Roger Hood and Carolyn Hoyle’s 'The Death Penalty: A Worldwide Perspective' (OUP, 2015) provides legal and social scientific analysis of the movement towards global abolition of the death penalty and of its administration in retentionist countries. It presents data on developments relating to the death penalty from all over the world, including new publications, empirical research, debates, international law developments, official reports, and news reports.

It began life in 1988 as a Report to the United Nations Committee on Crime Prevention and Control. This was commissioned following a resolution of the Economic and Social Council of the United Nations (ECOSOC), which had called for ‘a study of the question of the death penalty and new contributions of the criminal sciences in the matter’. The Report reviewed the extent to which the ECOSOC ‘Safeguards Guaranteeing Protection of the Rights of those Facing the Death Penalty’ (that had been promulgated in 1984) were being implemented around the world. Following publication of the Report, ECOSOC strengthened the Safeguards by adding four more injunctions.

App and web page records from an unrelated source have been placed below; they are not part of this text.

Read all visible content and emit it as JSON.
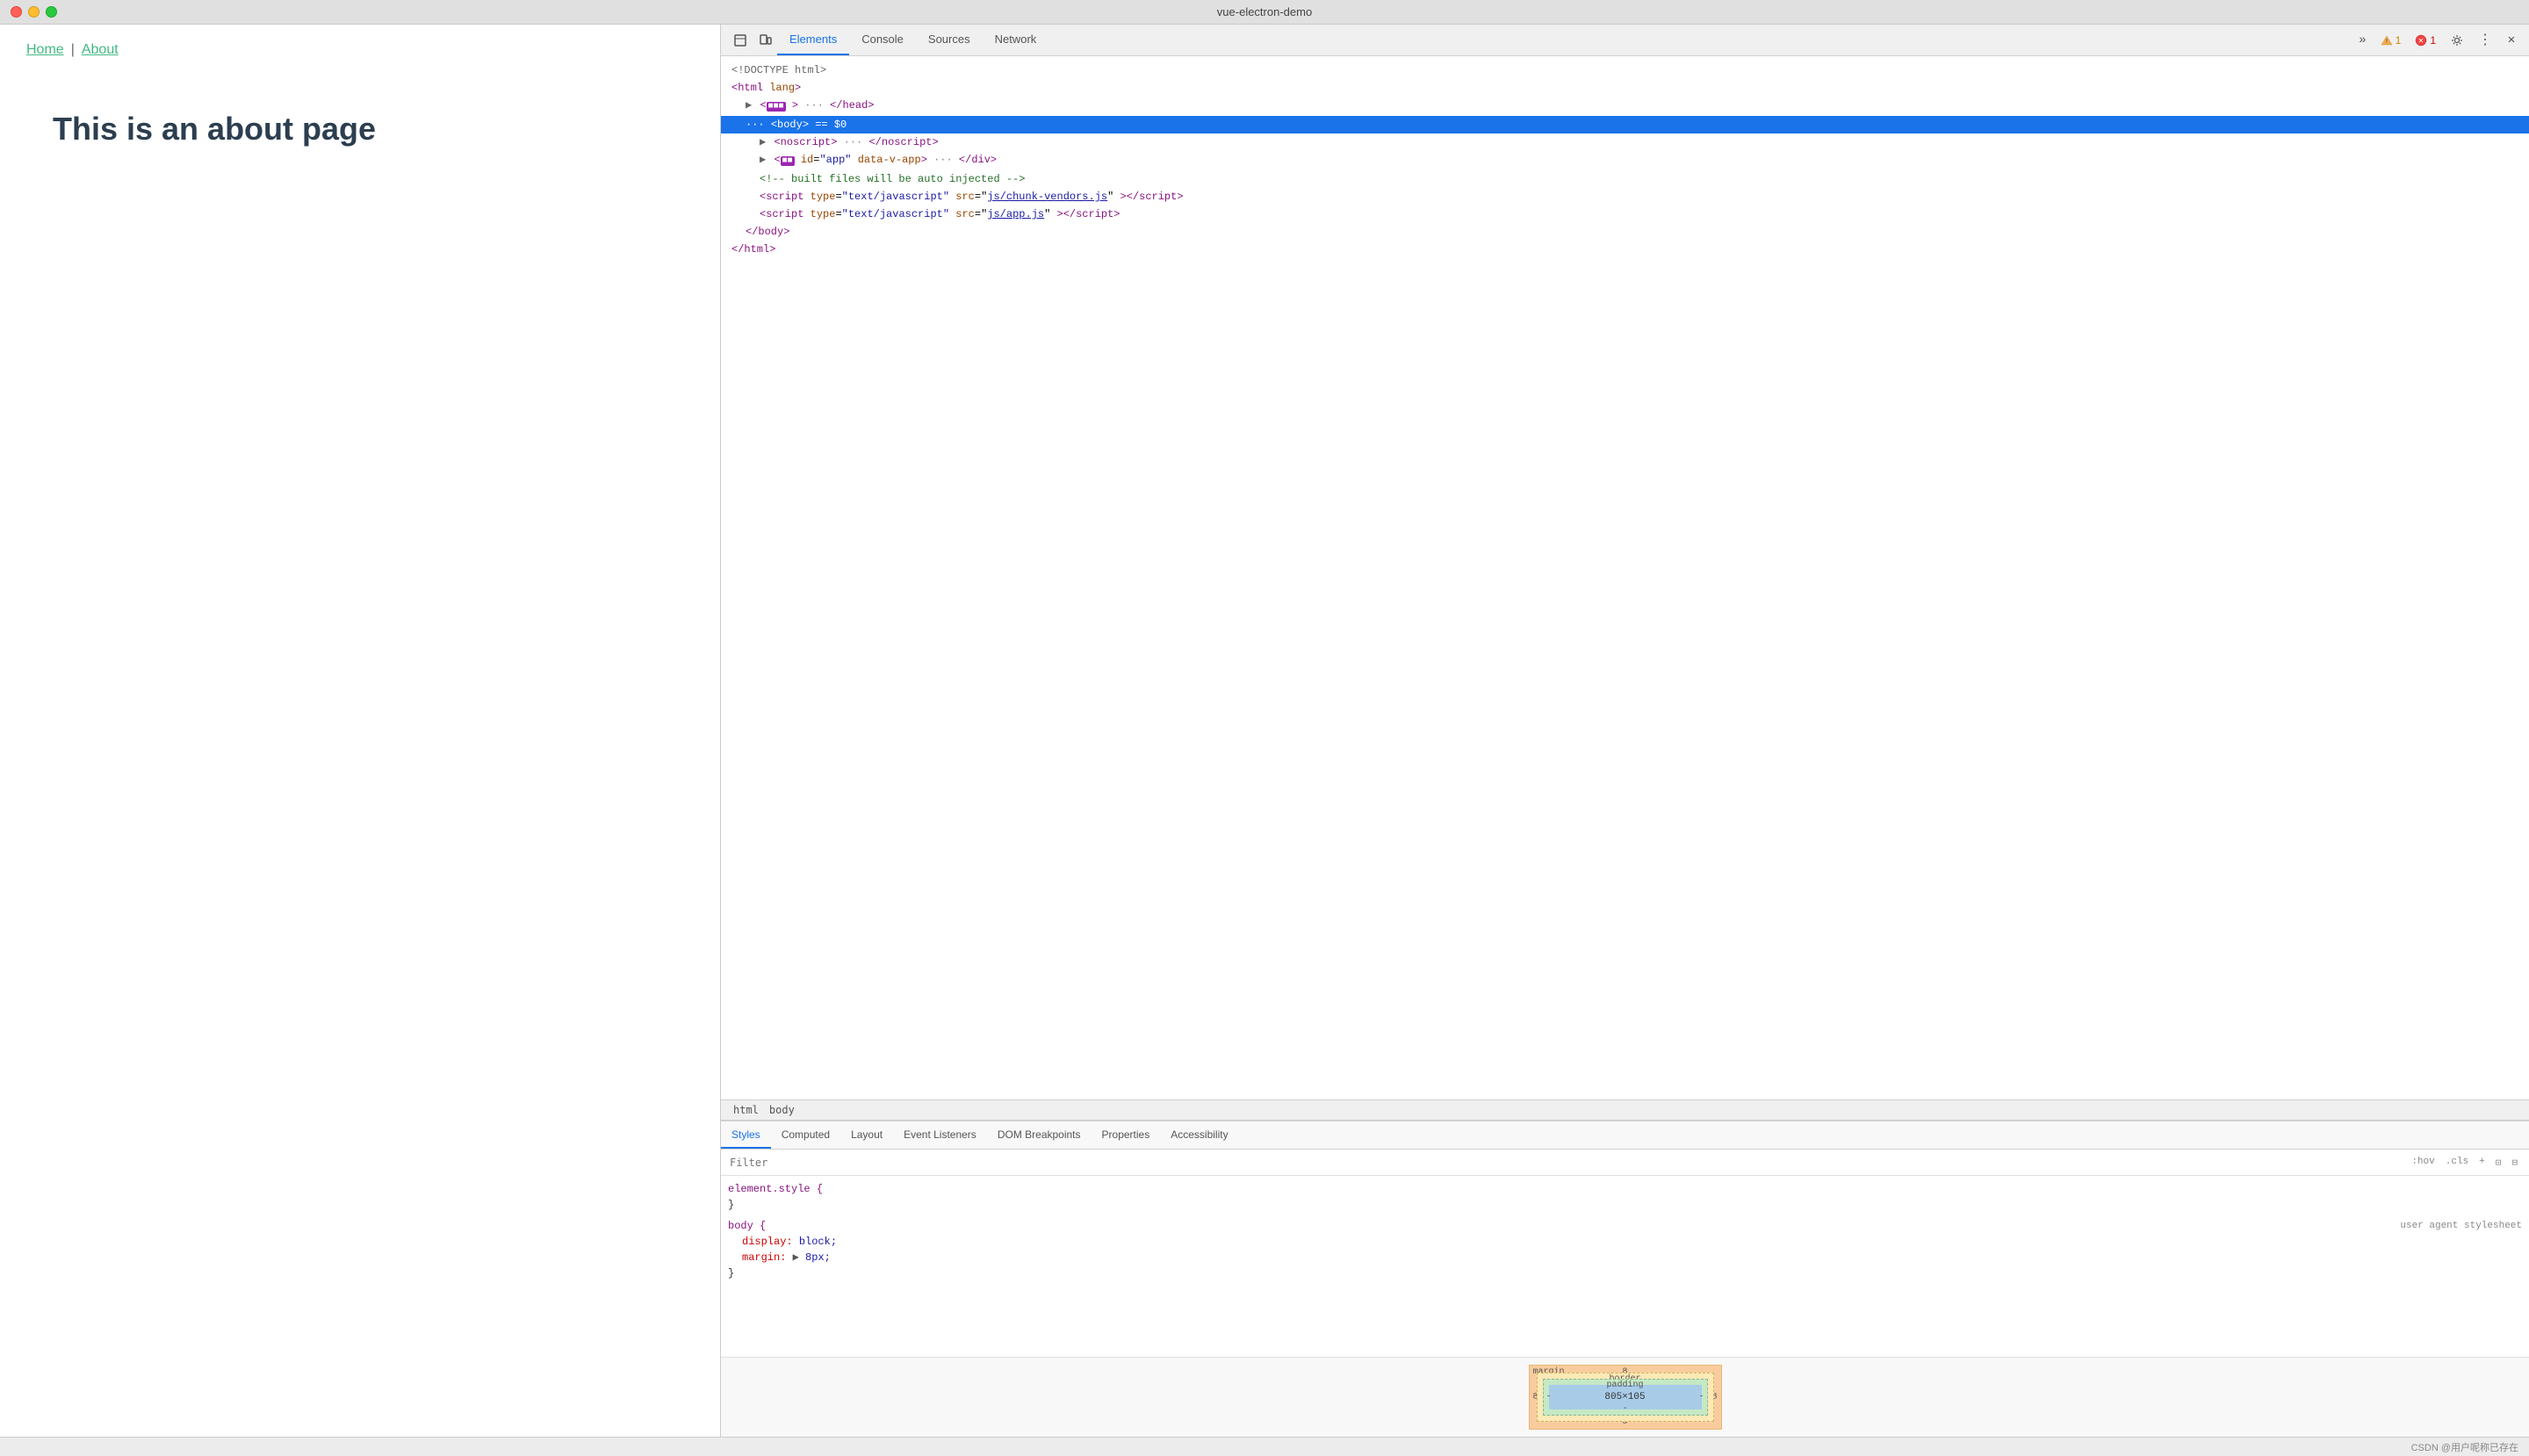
{
  "titlebar": {
    "title": "vue-electron-demo"
  },
  "app": {
    "nav": {
      "home_label": "Home",
      "separator": "|",
      "about_label": "About"
    },
    "heading": "This is an about page"
  },
  "devtools": {
    "tabs": [
      {
        "id": "elements",
        "label": "Elements",
        "active": true
      },
      {
        "id": "console",
        "label": "Console",
        "active": false
      },
      {
        "id": "sources",
        "label": "Sources",
        "active": false
      },
      {
        "id": "network",
        "label": "Network",
        "active": false
      }
    ],
    "more_btn": "»",
    "warn_count": "1",
    "err_count": "1",
    "html": [
      {
        "indent": 0,
        "content": "&lt;!DOCTYPE html&gt;",
        "type": "comment"
      },
      {
        "indent": 0,
        "content": "<span class='tag-color'>&lt;html</span> <span class='attr-name'>lang</span><span class='tag-color'>&gt;</span>",
        "type": "tag"
      },
      {
        "indent": 1,
        "content": "▶ <span class='tag-color'>&lt;</span><span style='background:#9c27b0;color:white;padding:0 3px;border-radius:2px;font-size:11px'>■■■</span><span class='tag-color'>&gt; ···</span> <span class='tag-color'>&lt;/head&gt;</span>",
        "type": "tag"
      },
      {
        "indent": 1,
        "content": "··· <span class='tag-color'>&lt;body&gt;</span> <span style='color:#888'>==</span> <span style='color:#888'>$0</span>",
        "type": "selected"
      },
      {
        "indent": 2,
        "content": "▶ <span class='tag-color'>&lt;noscript&gt;</span> <span class='ellipsis'>···</span> <span class='tag-color'>&lt;/noscript&gt;</span>",
        "type": "tag"
      },
      {
        "indent": 2,
        "content": "▶ <span class='tag-color'>&lt;</span><span style='background:#9c27b0;color:white;padding:0 3px;border-radius:2px;font-size:11px'>■■</span> <span class='attr-name'>id</span>=<span class='attr-val'>\"app\"</span> <span class='attr-name'>data-v-app</span><span class='tag-color'>&gt;</span> <span class='ellipsis'>···</span> <span class='tag-color'>&lt;/div&gt;</span>",
        "type": "tag"
      },
      {
        "indent": 2,
        "content": "<span class='comment-color'>&lt;!-- built files will be auto injected --&gt;</span>",
        "type": "comment"
      },
      {
        "indent": 2,
        "content": "<span class='tag-color'>&lt;script</span> <span class='attr-name'>type</span>=<span class='attr-val'>\"text/javascript\"</span> <span class='attr-name'>src</span>=<span class='attr-val'>\"<span style='color:#1a1aa6;text-decoration:underline'>js/chunk-vendors.js</span>\"</span><span class='tag-color'>&gt;&lt;/script&gt;</span>",
        "type": "tag"
      },
      {
        "indent": 2,
        "content": "<span class='tag-color'>&lt;script</span> <span class='attr-name'>type</span>=<span class='attr-val'>\"text/javascript\"</span> <span class='attr-name'>src</span>=<span class='attr-val'>\"<span style='color:#1a1aa6;text-decoration:underline'>js/app.js</span>\"</span><span class='tag-color'>&gt;&lt;/script&gt;</span>",
        "type": "tag"
      },
      {
        "indent": 1,
        "content": "<span class='tag-color'>&lt;/body&gt;</span>",
        "type": "tag"
      },
      {
        "indent": 0,
        "content": "<span class='tag-color'>&lt;/html&gt;</span>",
        "type": "tag"
      }
    ],
    "breadcrumb": [
      "html",
      "body"
    ],
    "styles_tabs": [
      {
        "id": "styles",
        "label": "Styles",
        "active": true
      },
      {
        "id": "computed",
        "label": "Computed",
        "active": false
      },
      {
        "id": "layout",
        "label": "Layout",
        "active": false
      },
      {
        "id": "event-listeners",
        "label": "Event Listeners",
        "active": false
      },
      {
        "id": "dom-breakpoints",
        "label": "DOM Breakpoints",
        "active": false
      },
      {
        "id": "properties",
        "label": "Properties",
        "active": false
      },
      {
        "id": "accessibility",
        "label": "Accessibility",
        "active": false
      }
    ],
    "filter": {
      "placeholder": "Filter",
      "hov": ":hov",
      "cls": ".cls",
      "plus": "+",
      "icon1": "⊡",
      "icon2": "⊟"
    },
    "css_rules": [
      {
        "selector": "element.style {",
        "props": [],
        "close": "}",
        "source": ""
      },
      {
        "selector": "body {",
        "props": [
          {
            "name": "display:",
            "value": "block;"
          },
          {
            "name": "margin:",
            "value": "▶ 8px;"
          }
        ],
        "close": "}",
        "source": "user agent stylesheet"
      }
    ],
    "box_model": {
      "margin_label": "margin",
      "margin_val": "8",
      "border_label": "border",
      "border_val": "-",
      "padding_label": "padding",
      "padding_val": "-",
      "content": "805×105",
      "left_val": "8",
      "right_val": "8",
      "bottom_val": "8"
    }
  },
  "footer": {
    "text": "CSDN @用户呢称已存在"
  }
}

In 1996, the second edition was published by Oxford University Press, based in part on replies to the UN’s Fifth Quinquennial Survey on the death penalty, which Roger Hood had been commissioned to analyse for the United Nations. Further editions drew on subsequent quinquennial surveys and on burgeoning information and research on the death penalty around the world. It is now in its fifth edition and has been translated into Spanish, Persian and Chinese. This work has had an impact on reforms in different jurisdictions (see the Impact Case study ‘The Death Penalty in China – the road to reform’), including, more recently, Malaysia.